HONOLULU – Students from the University of Hawai`i’s William S. Richardson School of Law successfully defended their title and won second place again at the National Native American Law Students Association’s Moot Court Competition. More than 40 teams from 17 law schools across the United States competed. This marks the third year in a row that a University of Hawai`i Law School team competed in the final round.
“Once again our students worked very hard and did an outstanding job in this intense national competition,” said Avi Soifer, Dean of the Law School. “We are very proud of all these students and very grateful to all the members of the legal community who helped them prepare so well for the national competition.”
The 17th annual National Native American Law Students Association’s Moot Court Competition was hosted this year by the law schools at the University of Colorado and Denver University. Law students compete by arguing both sides of a simulated appeals court case both orally and in writing.

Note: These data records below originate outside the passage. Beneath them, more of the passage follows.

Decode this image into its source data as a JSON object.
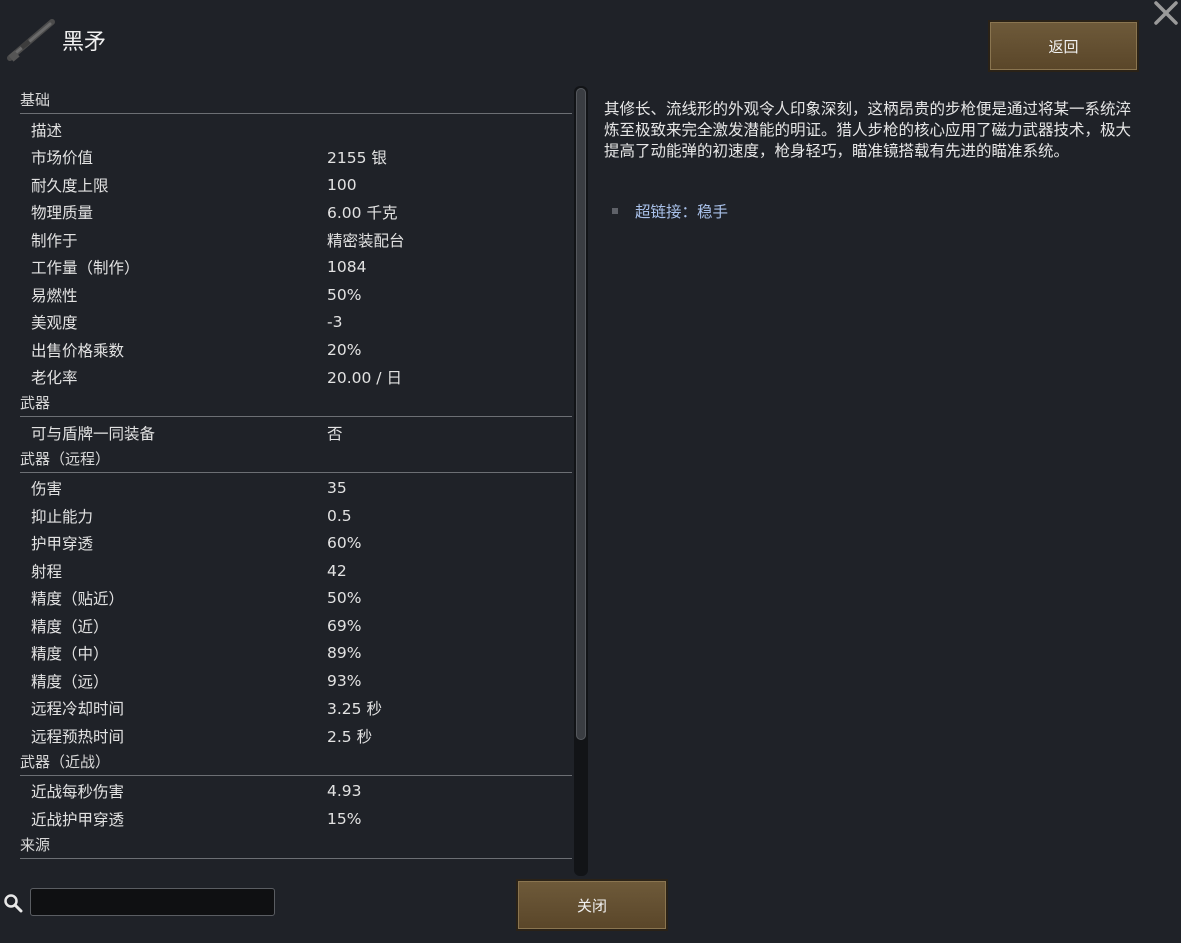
{
  "window": {
    "title": "黑矛",
    "back_label": "返回",
    "close_label": "关闭"
  },
  "stats": [
    {
      "category": "基础",
      "rows": [
        {
          "label": "描述",
          "value": ""
        },
        {
          "label": "市场价值",
          "value": "2155 银"
        },
        {
          "label": "耐久度上限",
          "value": "100"
        },
        {
          "label": "物理质量",
          "value": "6.00 千克"
        },
        {
          "label": "制作于",
          "value": "精密装配台"
        },
        {
          "label": "工作量（制作）",
          "value": "1084"
        },
        {
          "label": "易燃性",
          "value": "50%"
        },
        {
          "label": "美观度",
          "value": "-3"
        },
        {
          "label": "出售价格乘数",
          "value": "20%"
        },
        {
          "label": "老化率",
          "value": "20.00 / 日"
        }
      ]
    },
    {
      "category": "武器",
      "rows": [
        {
          "label": "可与盾牌一同装备",
          "value": "否"
        }
      ]
    },
    {
      "category": "武器（远程）",
      "rows": [
        {
          "label": "伤害",
          "value": "35"
        },
        {
          "label": "抑止能力",
          "value": "0.5"
        },
        {
          "label": "护甲穿透",
          "value": "60%"
        },
        {
          "label": "射程",
          "value": "42"
        },
        {
          "label": "精度（贴近）",
          "value": "50%"
        },
        {
          "label": "精度（近）",
          "value": "69%"
        },
        {
          "label": "精度（中）",
          "value": "89%"
        },
        {
          "label": "精度（远）",
          "value": "93%"
        },
        {
          "label": "远程冷却时间",
          "value": "3.25 秒"
        },
        {
          "label": "远程预热时间",
          "value": "2.5 秒"
        }
      ]
    },
    {
      "category": "武器（近战）",
      "rows": [
        {
          "label": "近战每秒伤害",
          "value": "4.93"
        },
        {
          "label": "近战护甲穿透",
          "value": "15%"
        }
      ]
    },
    {
      "category": "来源",
      "rows": []
    }
  ],
  "description": {
    "text": "其修长、流线形的外观令人印象深刻，这柄昂贵的步枪便是通过将某一系统淬炼至极致来完全激发潜能的明证。猎人步枪的核心应用了磁力武器技术，极大提高了动能弹的初速度，枪身轻巧，瞄准镜搭载有先进的瞄准系统。",
    "hyperlink": "超链接：稳手"
  },
  "search": {
    "value": "",
    "placeholder": ""
  },
  "scroll": {
    "visible_fraction": 0.83
  },
  "colors": {
    "background": "#1f2228",
    "button": "#6e5a3a",
    "hyperlink": "#a9c1ea"
  },
  "icons": [
    "spear-rifle-icon",
    "close-x-icon",
    "search-icon"
  ]
}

Third year law student Ann Otteman and second year law student Jesse Smith completed five oral argument rounds before reaching the final round. Otteman and Smith took second place in the Best Advocates category, while a team from Columbia Law School finished in First Place. This category represents the top team of competitors in the oral argument portion of the competition.
Other students who competed included third year law students Rafael Renteria, Christopher Santos, and Terrence Thornburgh, and second year law students Lahela Hite, Chasid Sapolu, Scott Shishido, Ka`upena Soon, and Kau`i Yamane. Six of these students also reached the top 16 team bracket. These Hawai'i law students were accompanied by Joni Domingues and Uilisone Tua.

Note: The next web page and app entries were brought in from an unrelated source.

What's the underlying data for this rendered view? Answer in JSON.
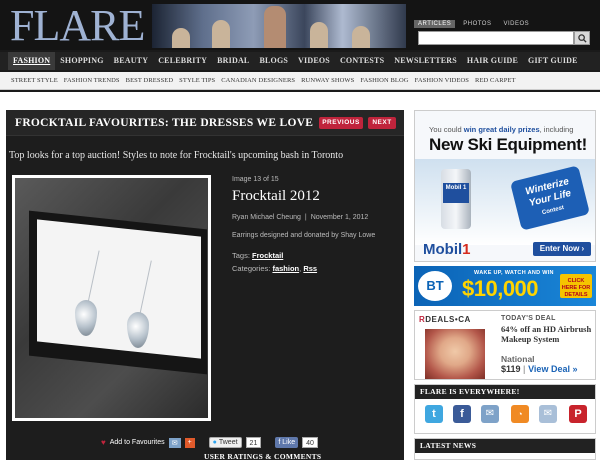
{
  "header": {
    "logo": "FLARE",
    "search_tabs": [
      "ARTICLES",
      "PHOTOS",
      "VIDEOS"
    ],
    "search_placeholder": ""
  },
  "nav_primary": [
    "FASHION",
    "SHOPPING",
    "BEAUTY",
    "CELEBRITY",
    "BRIDAL",
    "BLOGS",
    "VIDEOS",
    "CONTESTS",
    "NEWSLETTERS",
    "HAIR GUIDE",
    "GIFT GUIDE"
  ],
  "nav_secondary": [
    "STREET STYLE",
    "FASHION TRENDS",
    "BEST DRESSED",
    "STYLE TIPS",
    "CANADIAN DESIGNERS",
    "RUNWAY SHOWS",
    "FASHION BLOG",
    "FASHION VIDEOS",
    "RED CARPET"
  ],
  "article": {
    "title": "FROCKTAIL FAVOURITES: THE DRESSES WE LOVE",
    "previous": "PREVIOUS",
    "next": "NEXT",
    "subtitle": "Top looks for a top auction! Styles to note for Frocktail's upcoming bash in Toronto",
    "image_count": "Image 13 of 15",
    "photo_title": "Frocktail 2012",
    "author": "Ryan Michael Cheung",
    "separator": "|",
    "date": "November 1, 2012",
    "caption": "Earrings designed and donated by Shay Lowe",
    "tags_label": "Tags:",
    "tags": [
      "Frocktail"
    ],
    "categories_label": "Categories:",
    "categories": [
      "fashion",
      "Rss"
    ],
    "comma": ",",
    "add_favourites": "Add to Favourites",
    "tweet_label": "Tweet",
    "tweet_count": "21",
    "like_label": "Like",
    "like_count": "40",
    "ratings_heading": "USER RATINGS & COMMENTS"
  },
  "ad_mobil": {
    "line1_prefix": "You could",
    "line1_bold": "win great daily prizes",
    "line1_suffix": ", including",
    "line2": "New Ski Equipment!",
    "badge_line1": "Winterize",
    "badge_line2": "Your Life",
    "badge_line3": "Contest",
    "bottle_label": "Mobil 1",
    "brand": "Mobil",
    "brand_mark": "1",
    "cta": "Enter Now ›"
  },
  "ad_bt": {
    "logo": "BT",
    "tagline": "WAKE UP, WATCH AND WIN",
    "amount": "$10,000",
    "cta": "CLICK HERE FOR DETAILS"
  },
  "ad_rdeals": {
    "brand_r": "R",
    "brand_rest": "DEALS•CA",
    "deal_label": "TODAY'S DEAL",
    "offer": "64% off an HD Airbrush Makeup System",
    "location": "National",
    "price": "$119",
    "view": "View Deal »"
  },
  "everywhere": {
    "heading": "FLARE IS EVERYWHERE!",
    "icons": [
      "twitter-icon",
      "facebook-icon",
      "email-icon",
      "rss-icon",
      "mail-icon",
      "pinterest-icon"
    ]
  },
  "latest": {
    "heading": "LATEST NEWS"
  },
  "colors": {
    "accent_red": "#c0243c",
    "logo_blue": "#9fb2d3",
    "mobil_blue": "#1f4f9e"
  }
}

Hawai`i judges, attorneys, and law professors helped to prepare Hawai`i’s teams. The judges included federal Ninth Circuit Court of Appeals Judge Richard Clifton, District Court Judges David Ezra and Michael Seabright, and Magistrate Judge Leslie Kobayashi.
The Honolulu Advertiser also had an article on this.